Because of the housing crisis, we are now in a very dangerous situation where financial institutions across this country are afraid to lend money. If all that meant was the failure of a few big banks on Wall Street, it would be one thing. But that's not what it means. What it means is that if we do not act, it will be harder for you to get a mortgage for your home or the loans you need to buy a car or send your children to college. What it means is that businesses won't be able to get the loans they need to open new factories, or hire more workers, or make payroll for the workers they have. What it means is that thousands of businesses could close. Millions of jobs could be lost. A long and painful recession could follow.To which Jerome Armstrong responds:
But I thought the reason why this happened was because credit was too easy to get for those who could not afford it? But... nevermind.Which in no way contradicts anything Obama said. The causes of the trouble and the effects of the trouble don't have to be identical. This is how crises work: overproduction leads to a glut leads to a decapitalization leads to underproduction. It's called a business cycle. Same principle applies here.

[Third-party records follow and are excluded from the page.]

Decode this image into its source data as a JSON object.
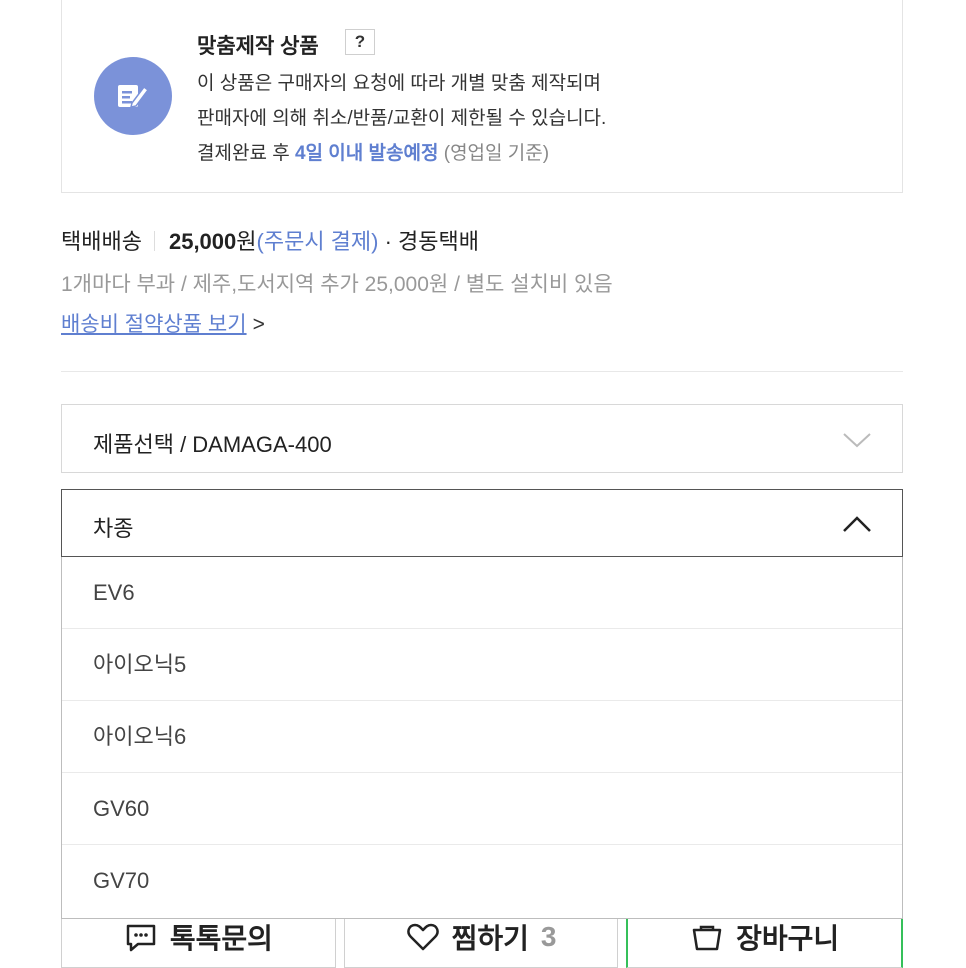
{
  "custom": {
    "title": "맞춤제작 상품",
    "help": "?",
    "line1": "이 상품은 구매자의 요청에 따라 개별 맞춤 제작되며",
    "line2": "판매자에 의해 취소/반품/교환이 제한될 수 있습니다.",
    "line3_prefix": "결제완료 후 ",
    "line3_highlight": "4일 이내 발송예정",
    "line3_suffix": " (영업일 기준)",
    "icon": "edit-note-icon"
  },
  "shipping": {
    "method": "택배배송",
    "price": "25,000",
    "currency": "원",
    "payment": "(주문시 결제)",
    "carrier": "· 경동택배",
    "note": "1개마다 부과 / 제주,도서지역 추가 25,000원 / 별도 설치비 있음",
    "link": "배송비 절약상품 보기",
    "link_chevron": ">"
  },
  "product_select": {
    "label": "제품선택 / DAMAGA-400"
  },
  "car_select": {
    "label": "차종",
    "options": [
      "EV6",
      "아이오닉5",
      "아이오닉6",
      "GV60",
      "GV70"
    ]
  },
  "bottom_bar": {
    "talk_label": "톡톡문의",
    "wish_label": "찜하기",
    "wish_count": "3",
    "cart_label": "장바구니"
  },
  "colors": {
    "accent": "#5f7fd0",
    "icon_circle": "#7b92d9",
    "cart_border": "#35c05a"
  }
}
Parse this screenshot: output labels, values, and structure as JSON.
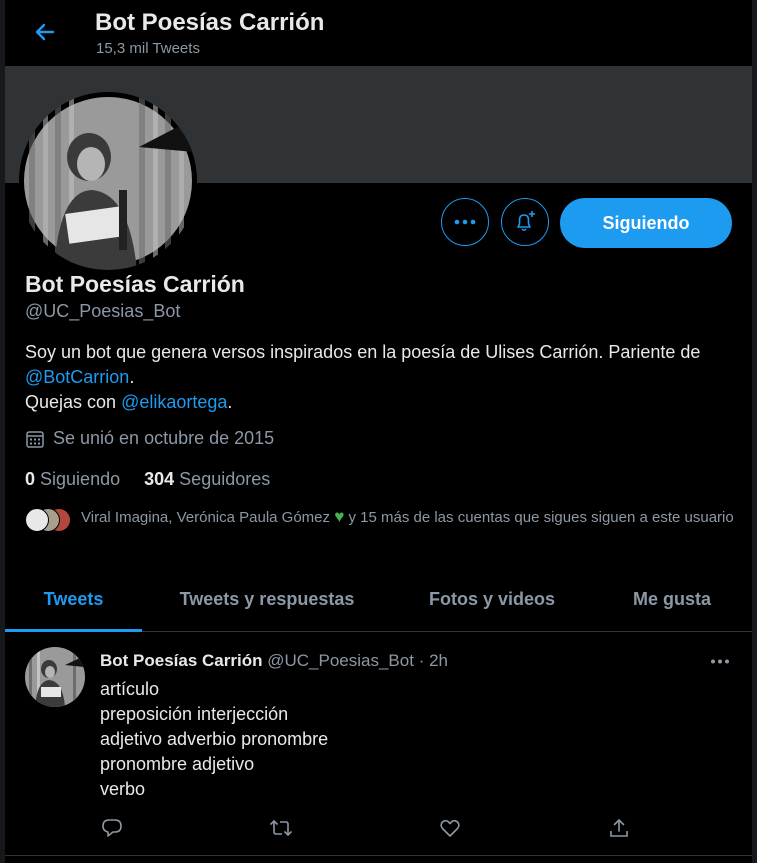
{
  "header": {
    "title": "Bot Poesías Carrión",
    "tweet_count": "15,3 mil Tweets"
  },
  "profile": {
    "name": "Bot Poesías Carrión",
    "handle": "@UC_Poesias_Bot",
    "bio_text_1": "Soy un bot que genera versos inspirados en la poesía de Ulises Carrión. Pariente de",
    "bio_link_1": "@BotCarrion",
    "bio_text_2": ".",
    "bio_text_3": "Quejas con",
    "bio_link_2": "@elikaortega",
    "bio_text_4": ".",
    "joined": "Se unió en octubre de 2015",
    "following_count": "0",
    "following_label": "Siguiendo",
    "followers_count": "304",
    "followers_label": "Seguidores",
    "known_followers_text": "Viral Imagina, Verónica Paula Gómez",
    "known_followers_suffix": "y 15 más de las cuentas que sigues siguen a este usuario"
  },
  "actions": {
    "follow_label": "Siguiendo"
  },
  "tabs": [
    {
      "label": "Tweets",
      "active": true
    },
    {
      "label": "Tweets y respuestas",
      "active": false
    },
    {
      "label": "Fotos y videos",
      "active": false
    },
    {
      "label": "Me gusta",
      "active": false
    }
  ],
  "tweet": {
    "name": "Bot Poesías Carrión",
    "handle": "@UC_Poesias_Bot",
    "separator": "·",
    "time": "2h",
    "lines": [
      "artículo",
      "preposición interjección",
      "adjetivo adverbio pronombre",
      "pronombre adjetivo",
      "verbo"
    ]
  },
  "colors": {
    "accent": "#1d9bf0",
    "background": "#000000",
    "banner": "#2f3336",
    "secondary_text": "#8b98a5"
  },
  "icons": [
    "back-arrow-icon",
    "more-icon",
    "bell-plus-icon",
    "calendar-icon",
    "heart-emoji-icon",
    "reply-icon",
    "retweet-icon",
    "like-icon",
    "share-icon"
  ]
}
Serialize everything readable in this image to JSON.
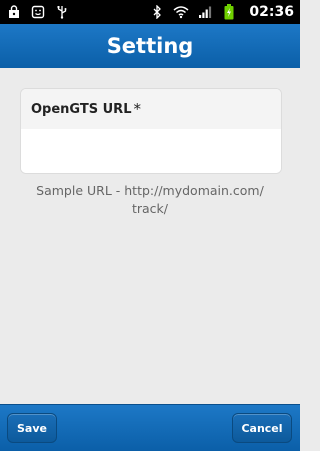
{
  "status_bar": {
    "time": "02:36",
    "left_icons": [
      "shopping-bag-icon",
      "smiley-icon",
      "usb-icon"
    ],
    "right_icons": [
      "bluetooth-icon",
      "wifi-icon",
      "signal-icon",
      "battery-charging-icon"
    ]
  },
  "header": {
    "title": "Setting"
  },
  "form": {
    "url_label": "OpenGTS URL",
    "required_mark": "*",
    "url_value": "",
    "hint": "Sample URL - http://mydomain.com/ track/"
  },
  "footer": {
    "save_label": "Save",
    "cancel_label": "Cancel"
  },
  "colors": {
    "header_blue": "#1d78c6",
    "background": "#ebebeb",
    "battery_green": "#6fd000"
  }
}
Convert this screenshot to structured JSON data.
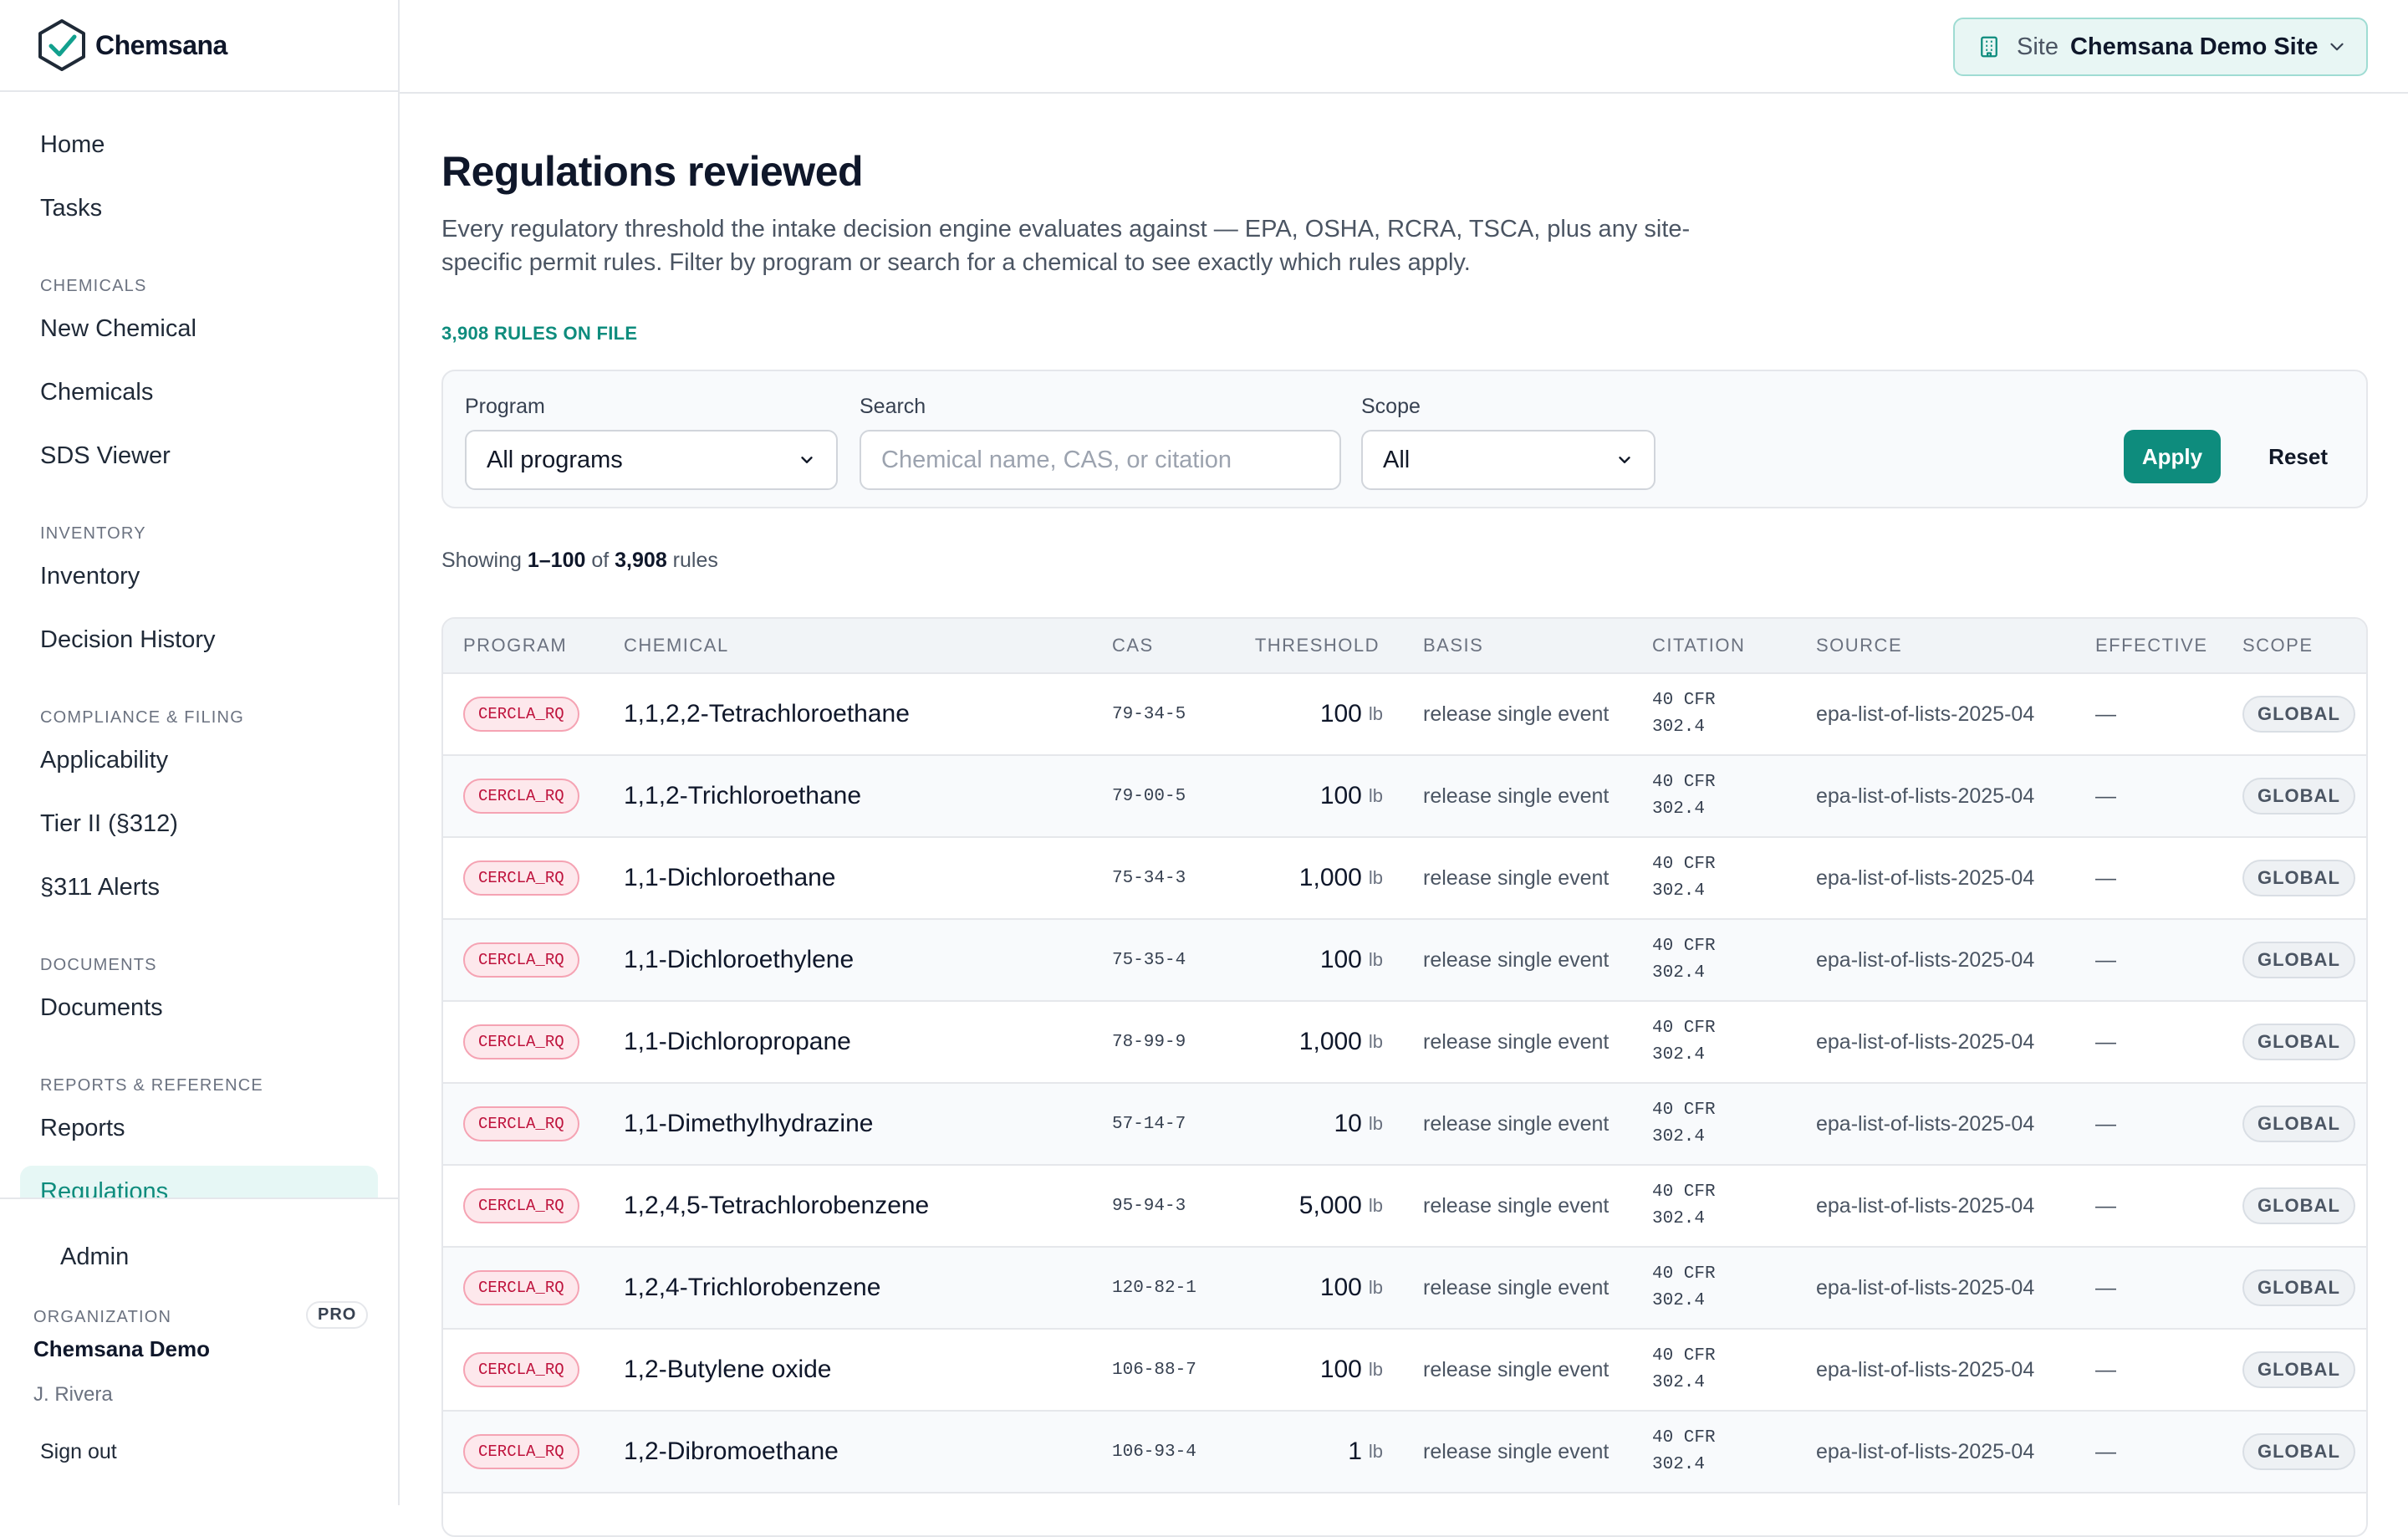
{
  "brand": {
    "name": "Chemsana"
  },
  "sidebar": {
    "items": [
      {
        "kind": "item",
        "label": "Home"
      },
      {
        "kind": "item",
        "label": "Tasks"
      },
      {
        "kind": "section",
        "label": "CHEMICALS"
      },
      {
        "kind": "item",
        "label": "New Chemical"
      },
      {
        "kind": "item",
        "label": "Chemicals"
      },
      {
        "kind": "item",
        "label": "SDS Viewer"
      },
      {
        "kind": "section",
        "label": "INVENTORY"
      },
      {
        "kind": "item",
        "label": "Inventory"
      },
      {
        "kind": "item",
        "label": "Decision History"
      },
      {
        "kind": "section",
        "label": "COMPLIANCE & FILING"
      },
      {
        "kind": "item",
        "label": "Applicability"
      },
      {
        "kind": "item",
        "label": "Tier II (§312)"
      },
      {
        "kind": "item",
        "label": "§311 Alerts"
      },
      {
        "kind": "section",
        "label": "DOCUMENTS"
      },
      {
        "kind": "item",
        "label": "Documents"
      },
      {
        "kind": "section",
        "label": "REPORTS & REFERENCE"
      },
      {
        "kind": "item",
        "label": "Reports"
      },
      {
        "kind": "item",
        "label": "Regulations",
        "active": true
      }
    ],
    "admin_label": "Admin",
    "org_label": "ORGANIZATION",
    "plan_badge": "PRO",
    "org_name": "Chemsana Demo",
    "user_name": "J. Rivera",
    "sign_out_label": "Sign out"
  },
  "header": {
    "site_label": "Site",
    "site_value": "Chemsana Demo Site",
    "accent_color": "#0e8c7d"
  },
  "main": {
    "title": "Regulations reviewed",
    "description": "Every regulatory threshold the intake decision engine evaluates against — EPA, OSHA, RCRA, TSCA, plus any site-specific permit rules. Filter by program or search for a chemical to see exactly which rules apply.",
    "rules_count": "3,908 RULES ON FILE"
  },
  "filters": {
    "program_label": "Program",
    "program_value": "All programs",
    "search_label": "Search",
    "search_placeholder": "Chemical name, CAS, or citation",
    "scope_label": "Scope",
    "scope_value": "All",
    "apply_label": "Apply",
    "reset_label": "Reset"
  },
  "showing": {
    "prefix": "Showing",
    "range": "1–100",
    "of": "of",
    "total": "3,908",
    "suffix": "rules"
  },
  "table": {
    "columns": [
      "PROGRAM",
      "CHEMICAL",
      "CAS",
      "THRESHOLD",
      "BASIS",
      "CITATION",
      "SOURCE",
      "EFFECTIVE",
      "SCOPE"
    ],
    "rows": [
      {
        "program": "CERCLA_RQ",
        "chemical": "1,1,2,2-Tetrachloroethane",
        "cas": "79-34-5",
        "threshold": "100",
        "unit": "lb",
        "basis": "release single event",
        "citation": "40 CFR 302.4",
        "source": "epa-list-of-lists-2025-04",
        "effective": "—",
        "scope": "GLOBAL"
      },
      {
        "program": "CERCLA_RQ",
        "chemical": "1,1,2-Trichloroethane",
        "cas": "79-00-5",
        "threshold": "100",
        "unit": "lb",
        "basis": "release single event",
        "citation": "40 CFR 302.4",
        "source": "epa-list-of-lists-2025-04",
        "effective": "—",
        "scope": "GLOBAL"
      },
      {
        "program": "CERCLA_RQ",
        "chemical": "1,1-Dichloroethane",
        "cas": "75-34-3",
        "threshold": "1,000",
        "unit": "lb",
        "basis": "release single event",
        "citation": "40 CFR 302.4",
        "source": "epa-list-of-lists-2025-04",
        "effective": "—",
        "scope": "GLOBAL"
      },
      {
        "program": "CERCLA_RQ",
        "chemical": "1,1-Dichloroethylene",
        "cas": "75-35-4",
        "threshold": "100",
        "unit": "lb",
        "basis": "release single event",
        "citation": "40 CFR 302.4",
        "source": "epa-list-of-lists-2025-04",
        "effective": "—",
        "scope": "GLOBAL"
      },
      {
        "program": "CERCLA_RQ",
        "chemical": "1,1-Dichloropropane",
        "cas": "78-99-9",
        "threshold": "1,000",
        "unit": "lb",
        "basis": "release single event",
        "citation": "40 CFR 302.4",
        "source": "epa-list-of-lists-2025-04",
        "effective": "—",
        "scope": "GLOBAL"
      },
      {
        "program": "CERCLA_RQ",
        "chemical": "1,1-Dimethylhydrazine",
        "cas": "57-14-7",
        "threshold": "10",
        "unit": "lb",
        "basis": "release single event",
        "citation": "40 CFR 302.4",
        "source": "epa-list-of-lists-2025-04",
        "effective": "—",
        "scope": "GLOBAL"
      },
      {
        "program": "CERCLA_RQ",
        "chemical": "1,2,4,5-Tetrachlorobenzene",
        "cas": "95-94-3",
        "threshold": "5,000",
        "unit": "lb",
        "basis": "release single event",
        "citation": "40 CFR 302.4",
        "source": "epa-list-of-lists-2025-04",
        "effective": "—",
        "scope": "GLOBAL"
      },
      {
        "program": "CERCLA_RQ",
        "chemical": "1,2,4-Trichlorobenzene",
        "cas": "120-82-1",
        "threshold": "100",
        "unit": "lb",
        "basis": "release single event",
        "citation": "40 CFR 302.4",
        "source": "epa-list-of-lists-2025-04",
        "effective": "—",
        "scope": "GLOBAL"
      },
      {
        "program": "CERCLA_RQ",
        "chemical": "1,2-Butylene oxide",
        "cas": "106-88-7",
        "threshold": "100",
        "unit": "lb",
        "basis": "release single event",
        "citation": "40 CFR 302.4",
        "source": "epa-list-of-lists-2025-04",
        "effective": "—",
        "scope": "GLOBAL"
      },
      {
        "program": "CERCLA_RQ",
        "chemical": "1,2-Dibromoethane",
        "cas": "106-93-4",
        "threshold": "1",
        "unit": "lb",
        "basis": "release single event",
        "citation": "40 CFR 302.4",
        "source": "epa-list-of-lists-2025-04",
        "effective": "—",
        "scope": "GLOBAL"
      }
    ]
  }
}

Armstrong's point in all this is:
Yea, I am mocking of Obama. The underlying attitude I have is: why he is abandoning his self-proclaimed skepticism of Bush here, why? Can anyone say with a straight face that his argument for why Democrats should go along with Bush and back this bill that he's presented is sound? I don't even see an argument. All that he's offered is a bit of fear mixed in with post-partisan and some language changes to go along with a few platitudes.Presumably, Armstrong would rather see the sort of thing Digby (via a reader and Rick Perlstein) is calling "a progressive Shock Doctrine." That is, letting the crisis deepen to the point where people will welcome a new New Deal. Back in the olden days, this was called accelerating the contradictions (although this phrase has a more activist sense than the rather passive formulation given by Digby, doing things to make the crisis worse instead of simply waiting for it to deepen on its own).
All well and good. But does Armstrong really beleive that a Democratic presidential candidate is not only going to embrace such a strategy but going to declare in a public address that he is embracing such a strategy? Really?
Obama's statement seems to sit right in the middle of the concerned prognostications given by a pretty wide range of commentators. That's not an argument for the Paulson plan. But I don't take Obama to have been offering an argumant for the Paulson plan. In fact, he seems to be playing his cards pretty close to his chest when it comes to specific proposals. That's probably smart. If Obama's a Marxist, it's best to remain a crypto-Marxist for now.